▶ _Problem_:
Each line of the data that mentions the string "Ronin" needs to be identified and copied.

▶ _Information supplied_:

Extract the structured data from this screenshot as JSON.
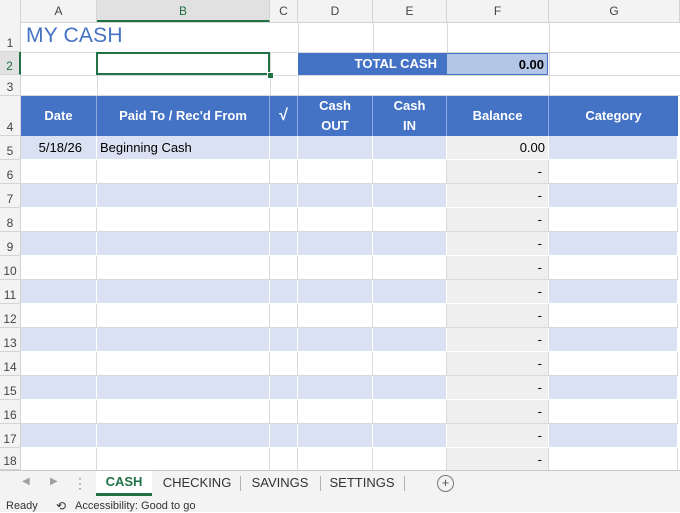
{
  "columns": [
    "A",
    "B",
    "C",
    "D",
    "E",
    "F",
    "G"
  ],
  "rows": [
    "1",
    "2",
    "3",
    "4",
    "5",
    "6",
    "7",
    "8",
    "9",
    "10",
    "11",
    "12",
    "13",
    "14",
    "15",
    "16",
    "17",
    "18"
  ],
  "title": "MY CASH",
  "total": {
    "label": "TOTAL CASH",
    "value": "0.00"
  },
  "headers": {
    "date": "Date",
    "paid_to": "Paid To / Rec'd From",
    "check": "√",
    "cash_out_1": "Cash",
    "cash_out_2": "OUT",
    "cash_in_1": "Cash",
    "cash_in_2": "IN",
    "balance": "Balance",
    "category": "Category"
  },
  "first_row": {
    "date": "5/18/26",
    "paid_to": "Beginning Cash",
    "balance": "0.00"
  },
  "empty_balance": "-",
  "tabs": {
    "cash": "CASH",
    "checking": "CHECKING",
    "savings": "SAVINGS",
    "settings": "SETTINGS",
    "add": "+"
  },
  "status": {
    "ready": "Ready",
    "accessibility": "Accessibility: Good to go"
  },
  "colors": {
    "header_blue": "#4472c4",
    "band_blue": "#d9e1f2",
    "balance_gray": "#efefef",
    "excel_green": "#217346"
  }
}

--

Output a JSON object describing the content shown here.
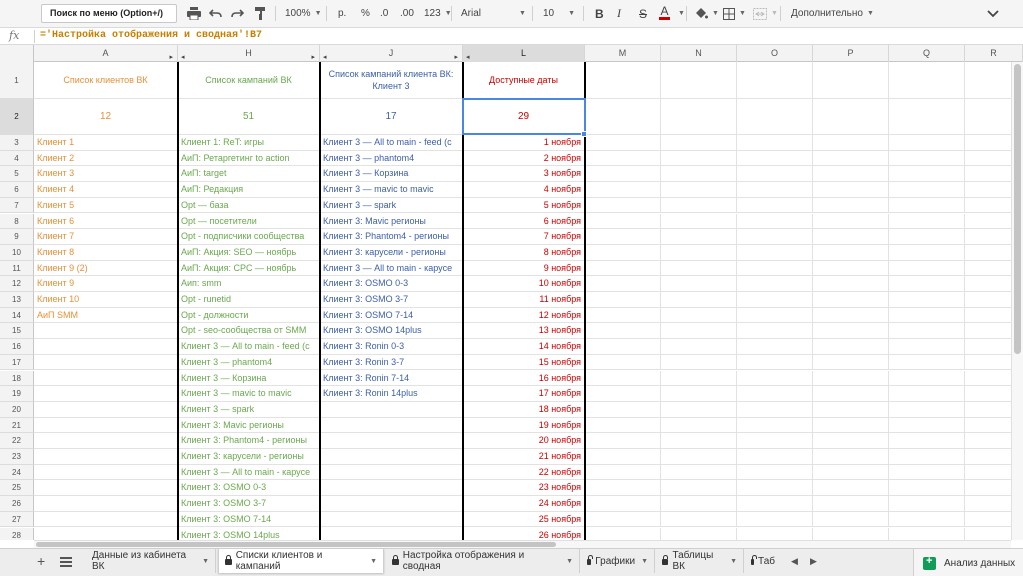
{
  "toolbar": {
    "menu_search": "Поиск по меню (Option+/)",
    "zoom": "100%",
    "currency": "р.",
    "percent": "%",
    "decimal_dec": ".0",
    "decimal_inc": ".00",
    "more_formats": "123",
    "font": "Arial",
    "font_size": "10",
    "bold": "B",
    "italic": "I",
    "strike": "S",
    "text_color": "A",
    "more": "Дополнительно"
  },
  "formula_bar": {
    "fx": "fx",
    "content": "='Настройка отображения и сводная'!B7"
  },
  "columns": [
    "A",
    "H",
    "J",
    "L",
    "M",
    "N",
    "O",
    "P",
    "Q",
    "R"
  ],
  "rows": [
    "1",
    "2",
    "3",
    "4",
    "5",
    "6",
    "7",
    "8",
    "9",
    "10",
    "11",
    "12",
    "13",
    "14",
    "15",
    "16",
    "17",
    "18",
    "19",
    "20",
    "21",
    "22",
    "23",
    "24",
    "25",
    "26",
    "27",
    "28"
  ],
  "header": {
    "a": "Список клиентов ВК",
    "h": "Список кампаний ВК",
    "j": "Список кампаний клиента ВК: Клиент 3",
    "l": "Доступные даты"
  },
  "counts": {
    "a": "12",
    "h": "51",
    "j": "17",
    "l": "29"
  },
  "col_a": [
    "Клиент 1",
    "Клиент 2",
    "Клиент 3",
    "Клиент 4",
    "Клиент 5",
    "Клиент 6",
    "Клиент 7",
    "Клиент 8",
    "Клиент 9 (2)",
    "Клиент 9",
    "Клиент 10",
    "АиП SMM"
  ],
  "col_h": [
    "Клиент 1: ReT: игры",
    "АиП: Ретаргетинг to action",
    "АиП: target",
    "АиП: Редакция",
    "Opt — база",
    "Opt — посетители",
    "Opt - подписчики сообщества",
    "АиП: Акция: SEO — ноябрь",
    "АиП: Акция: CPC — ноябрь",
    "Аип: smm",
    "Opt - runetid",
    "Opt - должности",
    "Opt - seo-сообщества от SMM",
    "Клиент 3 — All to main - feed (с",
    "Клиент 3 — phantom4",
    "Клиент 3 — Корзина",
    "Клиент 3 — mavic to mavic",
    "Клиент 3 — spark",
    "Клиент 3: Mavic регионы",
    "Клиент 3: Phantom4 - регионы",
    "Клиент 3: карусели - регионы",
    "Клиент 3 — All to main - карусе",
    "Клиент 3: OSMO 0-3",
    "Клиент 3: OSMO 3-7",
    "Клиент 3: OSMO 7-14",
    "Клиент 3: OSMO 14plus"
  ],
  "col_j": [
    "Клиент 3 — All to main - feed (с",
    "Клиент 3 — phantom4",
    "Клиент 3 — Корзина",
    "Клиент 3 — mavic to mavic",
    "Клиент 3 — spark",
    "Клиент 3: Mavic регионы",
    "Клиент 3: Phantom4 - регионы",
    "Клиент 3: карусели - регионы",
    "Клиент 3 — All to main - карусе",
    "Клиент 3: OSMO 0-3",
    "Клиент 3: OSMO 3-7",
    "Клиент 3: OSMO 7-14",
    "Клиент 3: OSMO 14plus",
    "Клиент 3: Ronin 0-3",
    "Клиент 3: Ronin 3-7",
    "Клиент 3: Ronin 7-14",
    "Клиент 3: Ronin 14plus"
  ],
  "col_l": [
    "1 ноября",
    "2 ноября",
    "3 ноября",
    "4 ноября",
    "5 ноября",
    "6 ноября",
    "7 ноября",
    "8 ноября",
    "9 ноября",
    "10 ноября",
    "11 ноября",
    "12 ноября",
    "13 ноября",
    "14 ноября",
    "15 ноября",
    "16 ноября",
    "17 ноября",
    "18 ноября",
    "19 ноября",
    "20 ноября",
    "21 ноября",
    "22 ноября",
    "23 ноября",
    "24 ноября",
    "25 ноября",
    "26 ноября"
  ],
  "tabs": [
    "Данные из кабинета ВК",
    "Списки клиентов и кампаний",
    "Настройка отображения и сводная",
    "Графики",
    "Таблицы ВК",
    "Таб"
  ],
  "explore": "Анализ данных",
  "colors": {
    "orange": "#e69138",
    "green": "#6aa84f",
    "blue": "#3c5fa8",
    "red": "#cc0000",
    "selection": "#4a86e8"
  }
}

▶ _Response area_:
    "Клиент 3: Ronin 0-3",
    "Клиент 3: Ronin 3-7",
    "Клиент 3: Ronin 7-14",
    "Клиент 3: Ronin 14plus"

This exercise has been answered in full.